Dataset rows for apps and sites
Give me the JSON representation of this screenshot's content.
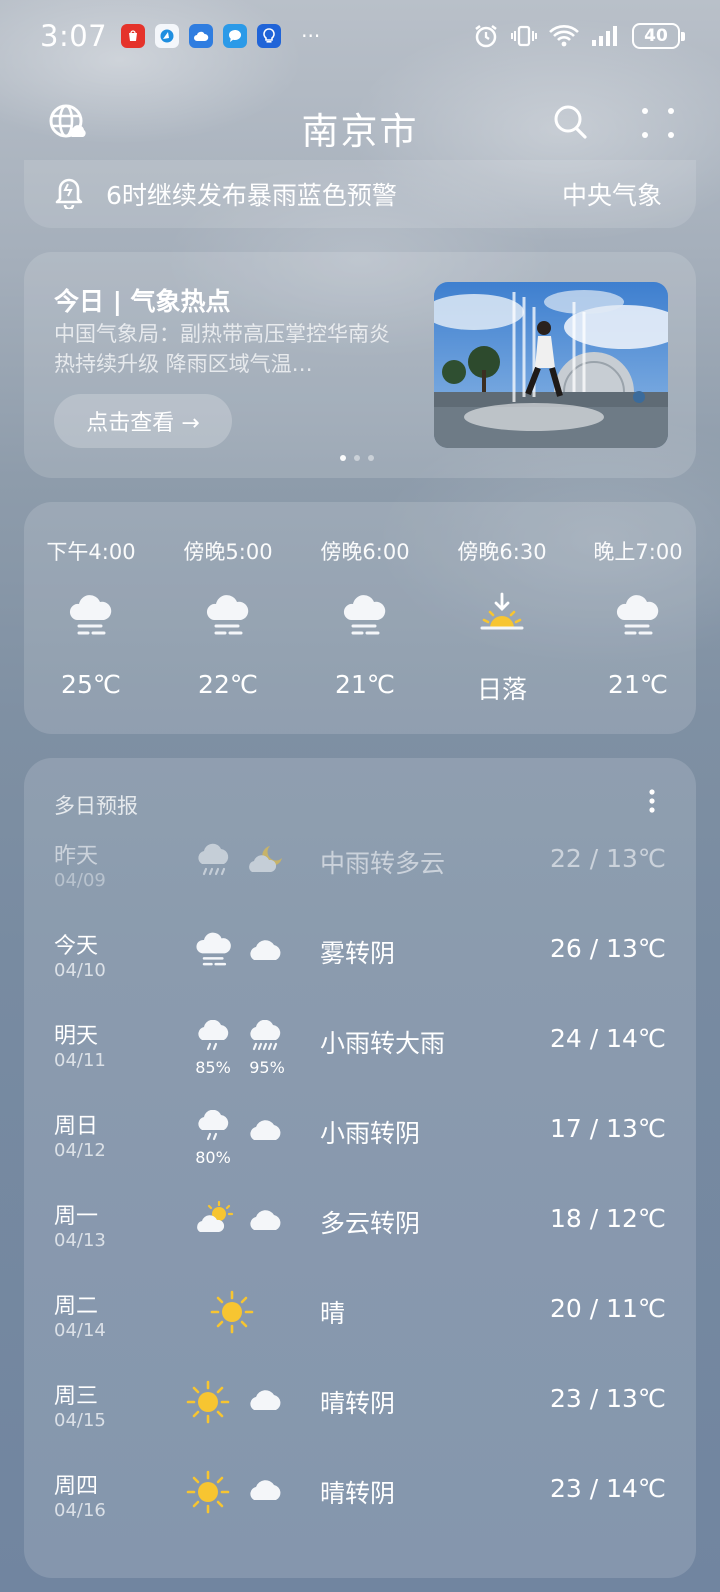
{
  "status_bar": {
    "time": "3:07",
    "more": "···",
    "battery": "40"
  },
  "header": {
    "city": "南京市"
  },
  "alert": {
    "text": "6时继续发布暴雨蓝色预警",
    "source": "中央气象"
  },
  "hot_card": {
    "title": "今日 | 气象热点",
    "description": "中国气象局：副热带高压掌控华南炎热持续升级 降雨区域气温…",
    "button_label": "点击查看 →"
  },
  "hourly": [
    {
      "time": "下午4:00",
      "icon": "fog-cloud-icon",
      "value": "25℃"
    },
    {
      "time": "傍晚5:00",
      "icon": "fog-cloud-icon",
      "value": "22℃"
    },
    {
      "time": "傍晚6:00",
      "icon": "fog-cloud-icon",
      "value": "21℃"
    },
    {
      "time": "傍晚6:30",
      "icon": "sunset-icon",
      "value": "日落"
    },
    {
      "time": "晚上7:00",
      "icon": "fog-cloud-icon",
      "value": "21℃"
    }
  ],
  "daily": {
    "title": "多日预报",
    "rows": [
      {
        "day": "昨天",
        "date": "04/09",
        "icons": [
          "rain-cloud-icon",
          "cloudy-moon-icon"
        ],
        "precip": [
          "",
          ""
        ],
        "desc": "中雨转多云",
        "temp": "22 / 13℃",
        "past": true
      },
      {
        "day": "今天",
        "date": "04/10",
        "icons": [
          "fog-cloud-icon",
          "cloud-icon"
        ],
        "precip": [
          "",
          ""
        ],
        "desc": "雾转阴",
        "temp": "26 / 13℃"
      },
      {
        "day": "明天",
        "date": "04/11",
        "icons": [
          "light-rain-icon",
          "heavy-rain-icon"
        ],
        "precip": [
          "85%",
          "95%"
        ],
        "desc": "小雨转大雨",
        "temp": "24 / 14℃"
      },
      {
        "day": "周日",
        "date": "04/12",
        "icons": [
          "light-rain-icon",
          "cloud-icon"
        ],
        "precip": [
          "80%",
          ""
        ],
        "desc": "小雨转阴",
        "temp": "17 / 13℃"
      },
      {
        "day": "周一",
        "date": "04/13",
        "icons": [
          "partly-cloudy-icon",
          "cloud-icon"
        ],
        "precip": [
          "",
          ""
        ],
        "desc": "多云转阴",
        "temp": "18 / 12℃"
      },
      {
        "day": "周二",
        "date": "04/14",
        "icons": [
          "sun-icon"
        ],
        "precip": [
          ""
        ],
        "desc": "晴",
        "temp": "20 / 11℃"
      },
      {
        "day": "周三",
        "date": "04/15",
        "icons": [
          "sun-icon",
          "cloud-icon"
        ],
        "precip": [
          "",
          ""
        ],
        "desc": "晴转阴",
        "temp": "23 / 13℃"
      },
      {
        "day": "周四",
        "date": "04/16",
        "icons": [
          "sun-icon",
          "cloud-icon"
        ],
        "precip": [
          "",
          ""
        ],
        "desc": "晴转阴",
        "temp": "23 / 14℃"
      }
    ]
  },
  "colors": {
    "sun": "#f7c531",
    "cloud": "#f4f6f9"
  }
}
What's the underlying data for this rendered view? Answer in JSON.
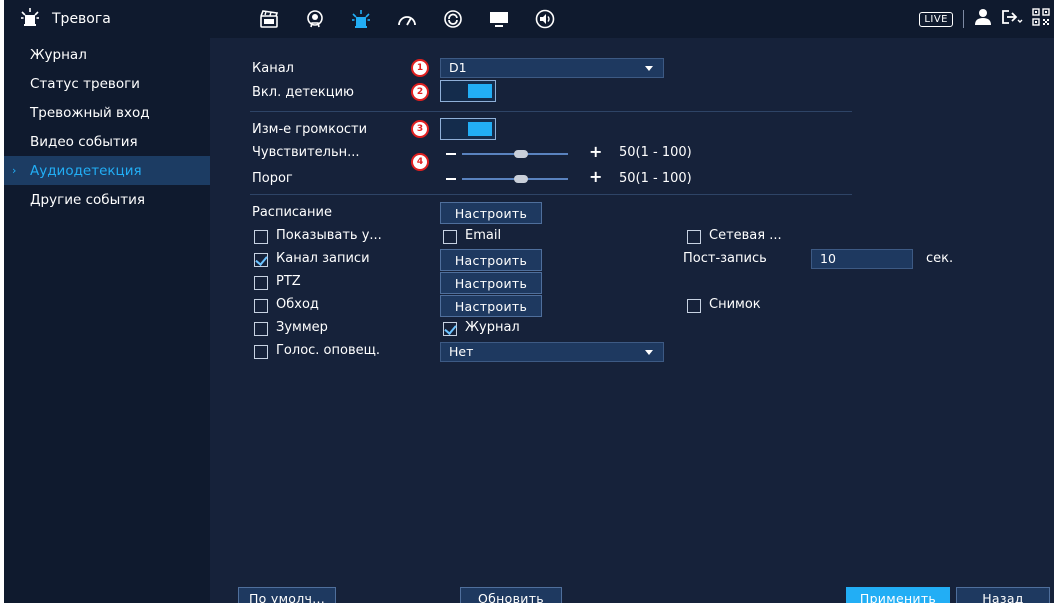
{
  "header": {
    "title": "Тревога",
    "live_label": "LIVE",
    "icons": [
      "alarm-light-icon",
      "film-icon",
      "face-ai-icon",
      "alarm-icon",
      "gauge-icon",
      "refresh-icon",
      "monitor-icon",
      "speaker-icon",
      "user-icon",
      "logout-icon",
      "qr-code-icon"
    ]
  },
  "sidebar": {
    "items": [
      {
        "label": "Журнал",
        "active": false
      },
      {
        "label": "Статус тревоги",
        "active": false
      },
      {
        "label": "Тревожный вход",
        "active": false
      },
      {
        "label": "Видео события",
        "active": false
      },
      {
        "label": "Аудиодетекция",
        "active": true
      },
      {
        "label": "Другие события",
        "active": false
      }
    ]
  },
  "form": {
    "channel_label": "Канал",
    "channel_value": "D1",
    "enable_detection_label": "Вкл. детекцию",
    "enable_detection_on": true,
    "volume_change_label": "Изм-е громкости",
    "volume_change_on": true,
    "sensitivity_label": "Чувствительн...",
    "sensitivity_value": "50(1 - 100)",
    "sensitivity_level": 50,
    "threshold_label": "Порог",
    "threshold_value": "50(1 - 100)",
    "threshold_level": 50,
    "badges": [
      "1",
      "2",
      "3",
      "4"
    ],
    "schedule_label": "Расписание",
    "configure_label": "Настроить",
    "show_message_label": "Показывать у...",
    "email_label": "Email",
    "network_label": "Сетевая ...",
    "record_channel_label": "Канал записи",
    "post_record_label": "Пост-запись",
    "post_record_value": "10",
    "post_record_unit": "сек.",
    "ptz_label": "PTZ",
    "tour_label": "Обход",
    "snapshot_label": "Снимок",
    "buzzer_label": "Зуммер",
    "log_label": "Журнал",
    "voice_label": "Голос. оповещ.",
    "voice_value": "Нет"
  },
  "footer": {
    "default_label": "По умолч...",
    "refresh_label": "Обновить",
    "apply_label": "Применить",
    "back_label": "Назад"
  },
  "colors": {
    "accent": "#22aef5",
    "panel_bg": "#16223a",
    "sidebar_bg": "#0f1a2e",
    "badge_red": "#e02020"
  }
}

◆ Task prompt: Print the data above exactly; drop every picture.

◆ Answer area:
Give me the JSON representation of this screenshot's content.
{
  "status_bar": {
    "time": "3:07",
    "more": "···",
    "battery": "40"
  },
  "header": {
    "city": "南京市"
  },
  "alert": {
    "text": "6时继续发布暴雨蓝色预警",
    "source": "中央气象"
  },
  "hot_card": {
    "title": "今日 | 气象热点",
    "description": "中国气象局：副热带高压掌控华南炎热持续升级 降雨区域气温…",
    "button_label": "点击查看 →"
  },
  "hourly": [
    {
      "time": "下午4:00",
      "icon": "fog-cloud-icon",
      "value": "25℃"
    },
    {
      "time": "傍晚5:00",
      "icon": "fog-cloud-icon",
      "value": "22℃"
    },
    {
      "time": "傍晚6:00",
      "icon": "fog-cloud-icon",
      "value": "21℃"
    },
    {
      "time": "傍晚6:30",
      "icon": "sunset-icon",
      "value": "日落"
    },
    {
      "time": "晚上7:00",
      "icon": "fog-cloud-icon",
      "value": "21℃"
    }
  ],
  "daily": {
    "title": "多日预报",
    "rows": [
      {
        "day": "昨天",
        "date": "04/09",
        "icons": [
          "rain-cloud-icon",
          "cloudy-moon-icon"
        ],
        "precip": [
          "",
          ""
        ],
        "desc": "中雨转多云",
        "temp": "22 / 13℃",
        "past": true
      },
      {
        "day": "今天",
        "date": "04/10",
        "icons": [
          "fog-cloud-icon",
          "cloud-icon"
        ],
        "precip": [
          "",
          ""
        ],
        "desc": "雾转阴",
        "temp": "26 / 13℃"
      },
      {
        "day": "明天",
        "date": "04/11",
        "icons": [
          "light-rain-icon",
          "heavy-rain-icon"
        ],
        "precip": [
          "85%",
          "95%"
        ],
        "desc": "小雨转大雨",
        "temp": "24 / 14℃"
      },
      {
        "day": "周日",
        "date": "04/12",
        "icons": [
          "light-rain-icon",
          "cloud-icon"
        ],
        "precip": [
          "80%",
          ""
        ],
        "desc": "小雨转阴",
        "temp": "17 / 13℃"
      },
      {
        "day": "周一",
        "date": "04/13",
        "icons": [
          "partly-cloudy-icon",
          "cloud-icon"
        ],
        "precip": [
          "",
          ""
        ],
        "desc": "多云转阴",
        "temp": "18 / 12℃"
      },
      {
        "day": "周二",
        "date": "04/14",
        "icons": [
          "sun-icon"
        ],
        "precip": [
          ""
        ],
        "desc": "晴",
        "temp": "20 / 11℃"
      },
      {
        "day": "周三",
        "date": "04/15",
        "icons": [
          "sun-icon",
          "cloud-icon"
        ],
        "precip": [
          "",
          ""
        ],
        "desc": "晴转阴",
        "temp": "23 / 13℃"
      },
      {
        "day": "周四",
        "date": "04/16",
        "icons": [
          "sun-icon",
          "cloud-icon"
        ],
        "precip": [
          "",
          ""
        ],
        "desc": "晴转阴",
        "temp": "23 / 14℃"
      }
    ]
  },
  "colors": {
    "sun": "#f7c531",
    "cloud": "#f4f6f9"
  }
}
What's the underlying data for this rendered view? Answer in JSON.
{
  "header": {
    "title": "Тревога",
    "live_label": "LIVE",
    "icons": [
      "alarm-light-icon",
      "film-icon",
      "face-ai-icon",
      "alarm-icon",
      "gauge-icon",
      "refresh-icon",
      "monitor-icon",
      "speaker-icon",
      "user-icon",
      "logout-icon",
      "qr-code-icon"
    ]
  },
  "sidebar": {
    "items": [
      {
        "label": "Журнал",
        "active": false
      },
      {
        "label": "Статус тревоги",
        "active": false
      },
      {
        "label": "Тревожный вход",
        "active": false
      },
      {
        "label": "Видео события",
        "active": false
      },
      {
        "label": "Аудиодетекция",
        "active": true
      },
      {
        "label": "Другие события",
        "active": false
      }
    ]
  },
  "form": {
    "channel_label": "Канал",
    "channel_value": "D1",
    "enable_detection_label": "Вкл. детекцию",
    "enable_detection_on": true,
    "volume_change_label": "Изм-е громкости",
    "volume_change_on": true,
    "sensitivity_label": "Чувствительн...",
    "sensitivity_value": "50(1 - 100)",
    "sensitivity_level": 50,
    "threshold_label": "Порог",
    "threshold_value": "50(1 - 100)",
    "threshold_level": 50,
    "badges": [
      "1",
      "2",
      "3",
      "4"
    ],
    "schedule_label": "Расписание",
    "configure_label": "Настроить",
    "show_message_label": "Показывать у...",
    "email_label": "Email",
    "network_label": "Сетевая ...",
    "record_channel_label": "Канал записи",
    "post_record_label": "Пост-запись",
    "post_record_value": "10",
    "post_record_unit": "сек.",
    "ptz_label": "PTZ",
    "tour_label": "Обход",
    "snapshot_label": "Снимок",
    "buzzer_label": "Зуммер",
    "log_label": "Журнал",
    "voice_label": "Голос. оповещ.",
    "voice_value": "Нет"
  },
  "footer": {
    "default_label": "По умолч...",
    "refresh_label": "Обновить",
    "apply_label": "Применить",
    "back_label": "Назад"
  },
  "colors": {
    "accent": "#22aef5",
    "panel_bg": "#16223a",
    "sidebar_bg": "#0f1a2e",
    "badge_red": "#e02020"
  }
}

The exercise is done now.